Posture has traditionally been considered an important foundation of meditation practice. One classic saying is, “A settled body helps create a settled mind”. Positioning ourselves in a relatively symmetrical, open, and balanced way that allows us to sit comfortably and with ease can assist with our process of developing mental openness and clarity.
A common teaching in meditation training is that a straight, extended spine is most important part of a meditation posture. Extending the back of the torso helps with extension of the front of the torso, which allows for full, relaxed, deep, and natural breathing after we uncompress and relax our belly. Many people find that sitting with the knees lower than the hips helps angle the pelvis slightly down, which is often a perfect foundation from which to extend the lower back and then the upper back.
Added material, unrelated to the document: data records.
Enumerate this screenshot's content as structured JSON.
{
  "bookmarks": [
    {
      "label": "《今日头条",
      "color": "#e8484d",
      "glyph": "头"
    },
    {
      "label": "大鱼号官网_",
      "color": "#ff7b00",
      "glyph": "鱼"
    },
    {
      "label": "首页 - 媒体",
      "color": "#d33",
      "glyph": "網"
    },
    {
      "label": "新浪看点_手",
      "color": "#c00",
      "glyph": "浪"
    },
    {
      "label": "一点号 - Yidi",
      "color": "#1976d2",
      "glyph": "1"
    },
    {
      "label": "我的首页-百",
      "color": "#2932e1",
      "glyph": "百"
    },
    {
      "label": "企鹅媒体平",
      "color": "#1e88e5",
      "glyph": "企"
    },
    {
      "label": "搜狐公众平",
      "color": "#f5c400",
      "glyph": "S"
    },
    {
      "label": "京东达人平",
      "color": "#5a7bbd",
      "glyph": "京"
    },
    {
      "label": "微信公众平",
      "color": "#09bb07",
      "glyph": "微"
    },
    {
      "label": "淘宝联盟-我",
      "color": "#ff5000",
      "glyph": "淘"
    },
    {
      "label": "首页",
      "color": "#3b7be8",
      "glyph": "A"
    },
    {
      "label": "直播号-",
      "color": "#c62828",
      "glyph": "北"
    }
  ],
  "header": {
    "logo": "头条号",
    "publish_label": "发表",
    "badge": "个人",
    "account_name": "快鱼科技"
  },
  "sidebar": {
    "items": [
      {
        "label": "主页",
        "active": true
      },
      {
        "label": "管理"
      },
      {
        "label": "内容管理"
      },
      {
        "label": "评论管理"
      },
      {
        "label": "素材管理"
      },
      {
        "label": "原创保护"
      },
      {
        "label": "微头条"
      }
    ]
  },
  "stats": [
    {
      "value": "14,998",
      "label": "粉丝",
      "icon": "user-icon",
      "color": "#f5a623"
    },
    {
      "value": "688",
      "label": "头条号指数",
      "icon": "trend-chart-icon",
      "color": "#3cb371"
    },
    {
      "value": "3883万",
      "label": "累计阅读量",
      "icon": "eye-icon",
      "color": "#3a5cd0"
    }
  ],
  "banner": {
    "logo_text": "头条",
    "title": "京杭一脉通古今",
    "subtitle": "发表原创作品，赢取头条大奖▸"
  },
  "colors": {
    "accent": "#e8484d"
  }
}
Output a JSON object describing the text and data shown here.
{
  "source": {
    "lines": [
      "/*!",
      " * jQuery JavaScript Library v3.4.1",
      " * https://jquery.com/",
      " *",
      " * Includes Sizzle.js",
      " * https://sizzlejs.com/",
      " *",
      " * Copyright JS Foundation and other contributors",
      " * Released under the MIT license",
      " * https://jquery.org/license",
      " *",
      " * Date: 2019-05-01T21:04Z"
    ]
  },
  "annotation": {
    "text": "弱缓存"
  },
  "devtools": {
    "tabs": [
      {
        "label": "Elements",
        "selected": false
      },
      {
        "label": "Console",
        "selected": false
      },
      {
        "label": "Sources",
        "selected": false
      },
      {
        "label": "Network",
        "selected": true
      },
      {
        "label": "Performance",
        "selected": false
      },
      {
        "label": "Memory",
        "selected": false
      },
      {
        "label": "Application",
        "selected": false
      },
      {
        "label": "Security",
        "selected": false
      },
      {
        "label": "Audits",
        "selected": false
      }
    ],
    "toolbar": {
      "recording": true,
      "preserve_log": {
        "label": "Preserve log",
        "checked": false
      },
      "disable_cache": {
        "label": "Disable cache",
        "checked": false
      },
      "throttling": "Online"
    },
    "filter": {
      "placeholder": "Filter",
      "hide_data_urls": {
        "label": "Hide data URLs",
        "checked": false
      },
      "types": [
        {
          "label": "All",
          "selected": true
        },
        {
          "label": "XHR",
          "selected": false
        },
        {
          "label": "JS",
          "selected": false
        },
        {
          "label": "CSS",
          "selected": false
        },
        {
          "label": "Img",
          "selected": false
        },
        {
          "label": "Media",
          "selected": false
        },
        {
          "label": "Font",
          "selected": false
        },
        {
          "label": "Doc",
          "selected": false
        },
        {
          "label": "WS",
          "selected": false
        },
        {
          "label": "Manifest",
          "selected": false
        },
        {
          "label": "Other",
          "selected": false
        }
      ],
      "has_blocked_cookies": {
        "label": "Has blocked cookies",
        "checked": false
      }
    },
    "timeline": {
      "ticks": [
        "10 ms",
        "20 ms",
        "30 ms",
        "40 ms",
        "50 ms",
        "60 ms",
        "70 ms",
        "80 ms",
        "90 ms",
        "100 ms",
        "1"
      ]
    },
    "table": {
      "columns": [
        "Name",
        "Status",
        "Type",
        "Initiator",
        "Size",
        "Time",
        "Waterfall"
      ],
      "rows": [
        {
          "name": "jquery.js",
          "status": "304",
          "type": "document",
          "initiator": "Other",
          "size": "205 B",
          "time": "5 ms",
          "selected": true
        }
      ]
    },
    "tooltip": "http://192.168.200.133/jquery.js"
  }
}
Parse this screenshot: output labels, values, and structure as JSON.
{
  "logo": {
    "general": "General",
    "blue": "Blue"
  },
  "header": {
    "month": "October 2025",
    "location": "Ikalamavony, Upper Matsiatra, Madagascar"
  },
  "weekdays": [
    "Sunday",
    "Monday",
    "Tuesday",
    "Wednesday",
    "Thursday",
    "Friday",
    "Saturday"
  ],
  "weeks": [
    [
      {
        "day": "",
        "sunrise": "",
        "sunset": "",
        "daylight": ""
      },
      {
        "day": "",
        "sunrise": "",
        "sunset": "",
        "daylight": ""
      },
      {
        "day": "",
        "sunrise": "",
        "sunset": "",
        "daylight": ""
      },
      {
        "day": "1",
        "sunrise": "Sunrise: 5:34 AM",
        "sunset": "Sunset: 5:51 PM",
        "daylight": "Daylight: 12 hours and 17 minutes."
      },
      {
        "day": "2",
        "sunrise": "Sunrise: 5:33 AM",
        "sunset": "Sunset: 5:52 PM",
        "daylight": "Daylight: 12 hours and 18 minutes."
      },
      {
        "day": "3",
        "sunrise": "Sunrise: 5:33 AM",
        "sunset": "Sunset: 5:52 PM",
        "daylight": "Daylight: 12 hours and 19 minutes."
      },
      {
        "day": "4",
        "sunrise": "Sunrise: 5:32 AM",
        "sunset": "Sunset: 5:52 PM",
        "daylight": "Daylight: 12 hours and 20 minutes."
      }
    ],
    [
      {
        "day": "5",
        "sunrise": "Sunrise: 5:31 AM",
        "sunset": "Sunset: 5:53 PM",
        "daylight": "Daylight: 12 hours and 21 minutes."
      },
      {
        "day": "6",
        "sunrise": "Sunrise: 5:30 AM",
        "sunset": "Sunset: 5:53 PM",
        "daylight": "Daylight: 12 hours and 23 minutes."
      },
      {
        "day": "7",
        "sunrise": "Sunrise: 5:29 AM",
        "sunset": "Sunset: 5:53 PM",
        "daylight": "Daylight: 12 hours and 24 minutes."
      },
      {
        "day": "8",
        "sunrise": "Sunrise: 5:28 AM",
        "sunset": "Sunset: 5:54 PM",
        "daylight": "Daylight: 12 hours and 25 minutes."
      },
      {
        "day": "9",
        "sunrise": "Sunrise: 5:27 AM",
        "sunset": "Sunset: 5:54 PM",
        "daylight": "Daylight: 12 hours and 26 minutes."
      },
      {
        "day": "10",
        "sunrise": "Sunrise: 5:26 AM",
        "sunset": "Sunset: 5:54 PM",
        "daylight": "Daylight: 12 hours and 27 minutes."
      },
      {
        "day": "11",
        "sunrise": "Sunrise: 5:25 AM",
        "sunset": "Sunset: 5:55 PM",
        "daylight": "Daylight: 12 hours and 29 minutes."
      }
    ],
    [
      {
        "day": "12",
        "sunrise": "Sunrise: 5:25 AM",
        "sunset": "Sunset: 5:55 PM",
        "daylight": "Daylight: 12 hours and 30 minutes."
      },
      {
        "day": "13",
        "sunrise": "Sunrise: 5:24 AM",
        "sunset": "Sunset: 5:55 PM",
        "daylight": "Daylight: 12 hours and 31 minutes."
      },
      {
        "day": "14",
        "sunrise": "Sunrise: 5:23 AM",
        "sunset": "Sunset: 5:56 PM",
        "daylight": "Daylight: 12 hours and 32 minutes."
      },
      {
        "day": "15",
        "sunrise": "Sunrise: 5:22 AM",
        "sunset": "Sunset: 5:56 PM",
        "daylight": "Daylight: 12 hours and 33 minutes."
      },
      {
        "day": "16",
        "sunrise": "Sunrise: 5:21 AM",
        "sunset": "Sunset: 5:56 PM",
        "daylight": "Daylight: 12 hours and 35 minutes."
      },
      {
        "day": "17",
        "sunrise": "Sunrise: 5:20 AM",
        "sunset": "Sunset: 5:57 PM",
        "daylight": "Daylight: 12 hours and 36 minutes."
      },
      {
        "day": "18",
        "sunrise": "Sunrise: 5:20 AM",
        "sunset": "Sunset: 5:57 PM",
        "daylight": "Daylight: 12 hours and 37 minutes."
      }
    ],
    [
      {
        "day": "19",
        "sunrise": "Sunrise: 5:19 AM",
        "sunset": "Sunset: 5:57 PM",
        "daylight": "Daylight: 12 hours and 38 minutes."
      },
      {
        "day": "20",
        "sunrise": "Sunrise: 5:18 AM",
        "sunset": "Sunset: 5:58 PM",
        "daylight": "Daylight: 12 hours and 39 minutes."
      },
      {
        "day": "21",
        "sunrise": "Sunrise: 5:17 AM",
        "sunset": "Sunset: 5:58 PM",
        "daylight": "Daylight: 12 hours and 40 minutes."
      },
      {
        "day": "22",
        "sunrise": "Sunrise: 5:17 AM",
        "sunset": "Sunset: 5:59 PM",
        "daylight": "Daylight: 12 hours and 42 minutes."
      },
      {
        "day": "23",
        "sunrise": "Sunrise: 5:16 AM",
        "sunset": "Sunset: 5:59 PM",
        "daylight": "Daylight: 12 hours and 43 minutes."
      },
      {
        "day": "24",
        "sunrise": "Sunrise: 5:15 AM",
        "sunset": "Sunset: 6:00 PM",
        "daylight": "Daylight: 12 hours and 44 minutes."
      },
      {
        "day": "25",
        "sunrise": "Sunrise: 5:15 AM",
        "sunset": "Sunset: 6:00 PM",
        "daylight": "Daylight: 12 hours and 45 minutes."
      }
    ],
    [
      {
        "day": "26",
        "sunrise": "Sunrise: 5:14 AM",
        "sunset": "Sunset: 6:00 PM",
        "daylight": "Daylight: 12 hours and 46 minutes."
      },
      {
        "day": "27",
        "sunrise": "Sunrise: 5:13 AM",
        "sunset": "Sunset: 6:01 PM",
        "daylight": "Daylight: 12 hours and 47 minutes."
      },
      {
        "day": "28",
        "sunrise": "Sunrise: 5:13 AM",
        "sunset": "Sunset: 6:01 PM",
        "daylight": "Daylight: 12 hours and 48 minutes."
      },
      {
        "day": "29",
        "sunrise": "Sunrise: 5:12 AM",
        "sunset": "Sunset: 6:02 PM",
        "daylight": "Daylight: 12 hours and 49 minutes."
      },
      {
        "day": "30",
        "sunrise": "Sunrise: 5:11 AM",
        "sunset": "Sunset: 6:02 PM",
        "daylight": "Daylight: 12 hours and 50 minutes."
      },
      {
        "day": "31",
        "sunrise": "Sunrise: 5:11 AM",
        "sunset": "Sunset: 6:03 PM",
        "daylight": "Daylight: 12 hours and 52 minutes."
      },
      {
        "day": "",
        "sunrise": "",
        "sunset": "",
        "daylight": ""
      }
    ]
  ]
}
A common issue people face while meditating is pain at the base of the back of the neck and in the surrounding trapezius muscles. The cause of such pain is usually that the back is slumped, and so the head is leaning forward, so the shoulders and neck need to use effort to hold the head up. Relief from this comes from balancing the head evenly on the neck by bringing the ears back in line with the shoulders. In fact, having the ears, shoulders, and the hips also stacked vertically on top of each other helps the whole body to relax and settle, allowing the muscles and ligaments to hang limp, loose, and relaxed off the extended spine as it lifts strong and upright like the trunk of a tree.